The powerhouse second set continues with a tidy version of “Uncle John’s Band” and one of the last performances of “Saint Stephen” before it would be shelved for nearly five years and rearranged. The jam progresses into something that almost resembles “The Eleven” before immediately settling back down into the ending of “Saint Stephen.”
And then, right on cue, the rhythm section is back in action with the opening drumbeat of “Not Fade Away,” a Buddy Holly cover that the band had completely appropriated at this point in time. The Dead take one last swing and develop a passionate collective effort that once again flows right into “Goin’ Down The Road Feeling’ Bad” without batting an eye.
This closing sequence serves as the cap to a phenomenal show that’s rich in both quality and legacy significance. It can be argued that the end of the Pigpen Era happened here. Amazingly, the only time the Grateful Dead would ever grace the “Boogie Down” Bronx. But talk about making the most of a single opportunity.

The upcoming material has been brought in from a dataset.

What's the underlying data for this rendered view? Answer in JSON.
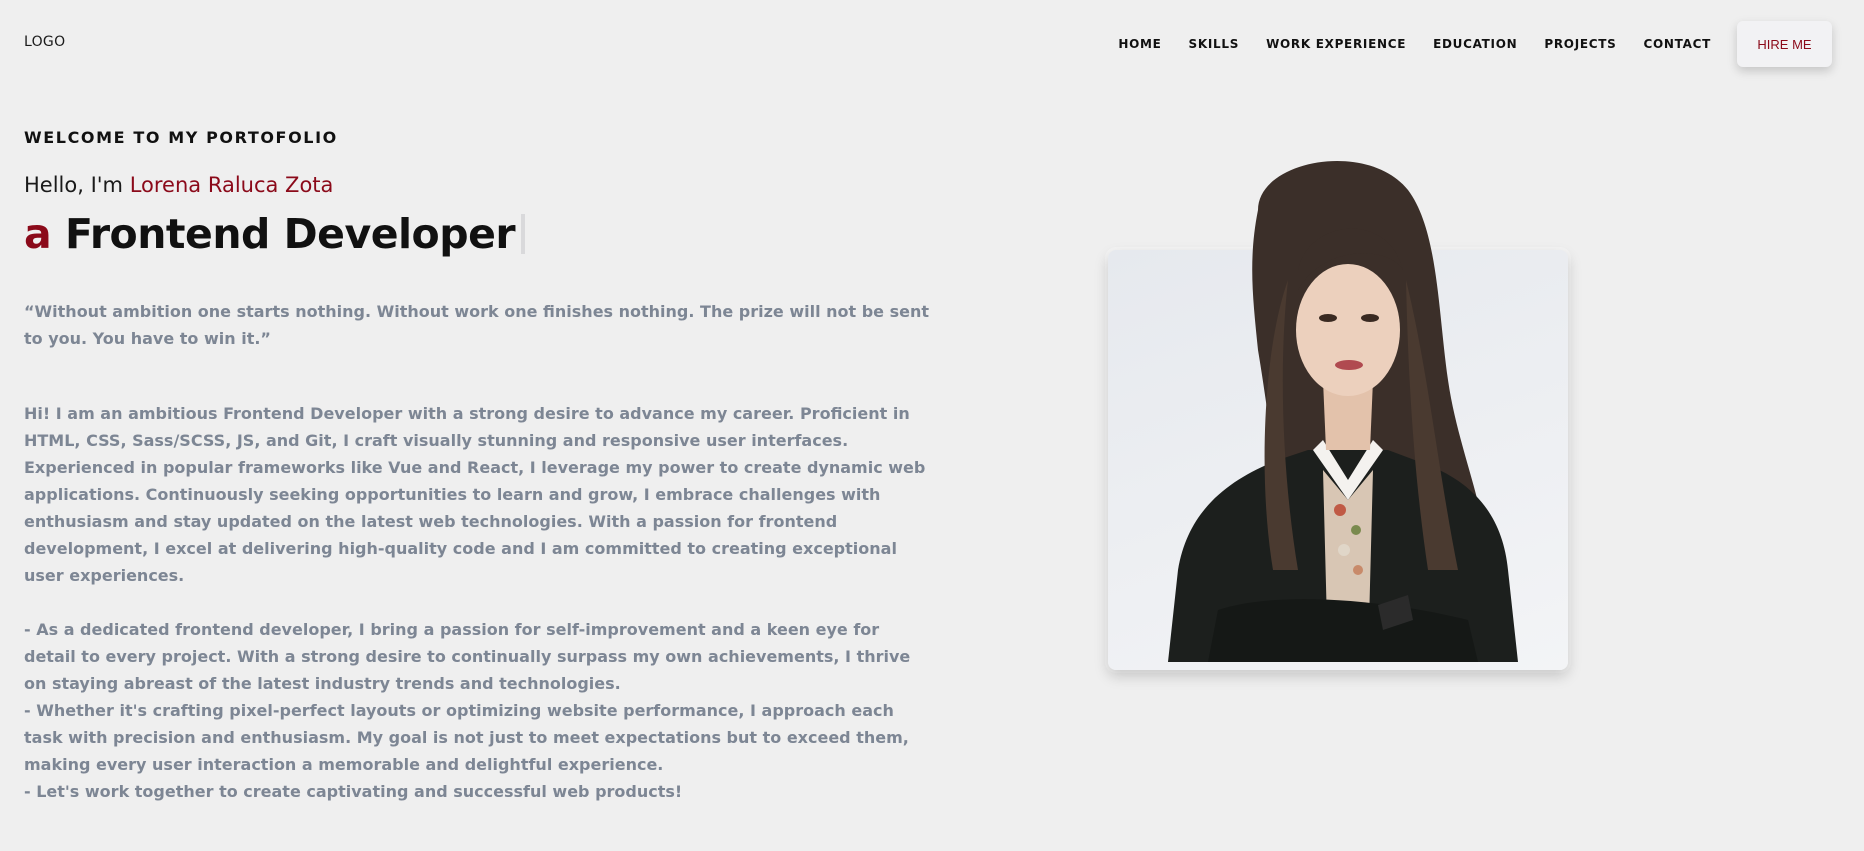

Set 1: Bertha, Playing In The Band, Mr. Charlie, Sugaree, El Paso, Big Boss Man, Big Railroad Blues, Hard To Handle, Beat It On Down The Line, Loser, Sugar Magnolia, Empty Pages, Good Lovin’, Casey Jones
Set 2: Me And My Uncle, China Cat Sunflower -> I Know You Rider, Deal, Cumberland Blues, Truckin’ -> Drums -> The Other One, Next Time You See Me, Me And Bobby McGee, Uncle John’s Band, Saint Stephen -> Not Fade Away -> Goin’ Down The Road Feeling Bad -> Not Fade Away
Encore: Johnny B. Goode